App and web page records
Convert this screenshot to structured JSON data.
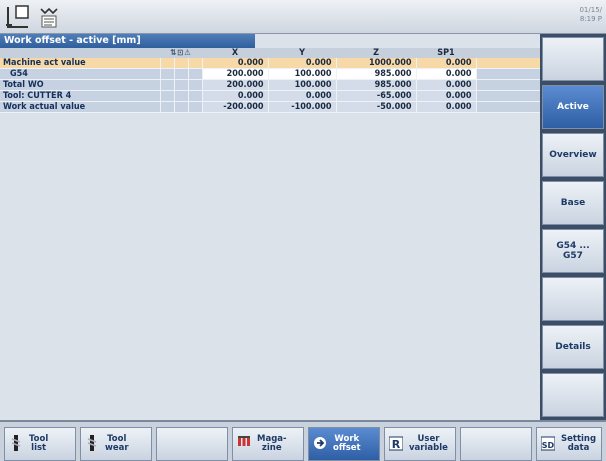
{
  "header": {
    "date": "01/15/",
    "time": "8:19 P"
  },
  "panel": {
    "title": "Work offset - active [mm]",
    "columns": [
      "X",
      "Y",
      "Z",
      "SP1"
    ],
    "rows": [
      {
        "label": "Machine act value",
        "values": [
          "0.000",
          "0.000",
          "1000.000",
          "0.000"
        ],
        "style": "hl"
      },
      {
        "label": "G54",
        "values": [
          "200.000",
          "100.000",
          "985.000",
          "0.000"
        ],
        "style": "white",
        "indent": true
      },
      {
        "label": "Total WO",
        "values": [
          "200.000",
          "100.000",
          "985.000",
          "0.000"
        ],
        "style": ""
      },
      {
        "label": "Tool: CUTTER 4",
        "values": [
          "0.000",
          "0.000",
          "-65.000",
          "0.000"
        ],
        "style": ""
      },
      {
        "label": "Work actual value",
        "values": [
          "-200.000",
          "-100.000",
          "-50.000",
          "0.000"
        ],
        "style": ""
      }
    ]
  },
  "vertical_softkeys": [
    "",
    "Active",
    "Overview",
    "Base",
    "G54 ...\nG57",
    "",
    "Details",
    ""
  ],
  "horizontal_softkeys": [
    {
      "label": "Tool\nlist",
      "icon": "tool-list-icon"
    },
    {
      "label": "Tool\nwear",
      "icon": "tool-wear-icon"
    },
    {
      "label": "",
      "icon": ""
    },
    {
      "label": "Maga-\nzine",
      "icon": "magazine-icon"
    },
    {
      "label": "Work\noffset",
      "icon": "work-offset-icon",
      "active": true
    },
    {
      "label": "User\nvariable",
      "icon": "user-variable-icon"
    },
    {
      "label": "",
      "icon": ""
    },
    {
      "label": "Setting\ndata",
      "icon": "setting-data-icon"
    }
  ],
  "colors": {
    "title_bar": "#2f5f9d",
    "active_key": "#2e5fa6",
    "highlight_row": "#f7d9a8"
  }
}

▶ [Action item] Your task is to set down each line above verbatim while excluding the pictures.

▶ [Problem solution]
Convert this screenshot to structured JSON data.
{
  "header": {
    "date": "01/15/",
    "time": "8:19 P"
  },
  "panel": {
    "title": "Work offset - active [mm]",
    "columns": [
      "X",
      "Y",
      "Z",
      "SP1"
    ],
    "rows": [
      {
        "label": "Machine act value",
        "values": [
          "0.000",
          "0.000",
          "1000.000",
          "0.000"
        ],
        "style": "hl"
      },
      {
        "label": "G54",
        "values": [
          "200.000",
          "100.000",
          "985.000",
          "0.000"
        ],
        "style": "white",
        "indent": true
      },
      {
        "label": "Total WO",
        "values": [
          "200.000",
          "100.000",
          "985.000",
          "0.000"
        ],
        "style": ""
      },
      {
        "label": "Tool: CUTTER 4",
        "values": [
          "0.000",
          "0.000",
          "-65.000",
          "0.000"
        ],
        "style": ""
      },
      {
        "label": "Work actual value",
        "values": [
          "-200.000",
          "-100.000",
          "-50.000",
          "0.000"
        ],
        "style": ""
      }
    ]
  },
  "vertical_softkeys": [
    "",
    "Active",
    "Overview",
    "Base",
    "G54 ...\nG57",
    "",
    "Details",
    ""
  ],
  "horizontal_softkeys": [
    {
      "label": "Tool\nlist",
      "icon": "tool-list-icon"
    },
    {
      "label": "Tool\nwear",
      "icon": "tool-wear-icon"
    },
    {
      "label": "",
      "icon": ""
    },
    {
      "label": "Maga-\nzine",
      "icon": "magazine-icon"
    },
    {
      "label": "Work\noffset",
      "icon": "work-offset-icon",
      "active": true
    },
    {
      "label": "User\nvariable",
      "icon": "user-variable-icon"
    },
    {
      "label": "",
      "icon": ""
    },
    {
      "label": "Setting\ndata",
      "icon": "setting-data-icon"
    }
  ],
  "colors": {
    "title_bar": "#2f5f9d",
    "active_key": "#2e5fa6",
    "highlight_row": "#f7d9a8"
  }
}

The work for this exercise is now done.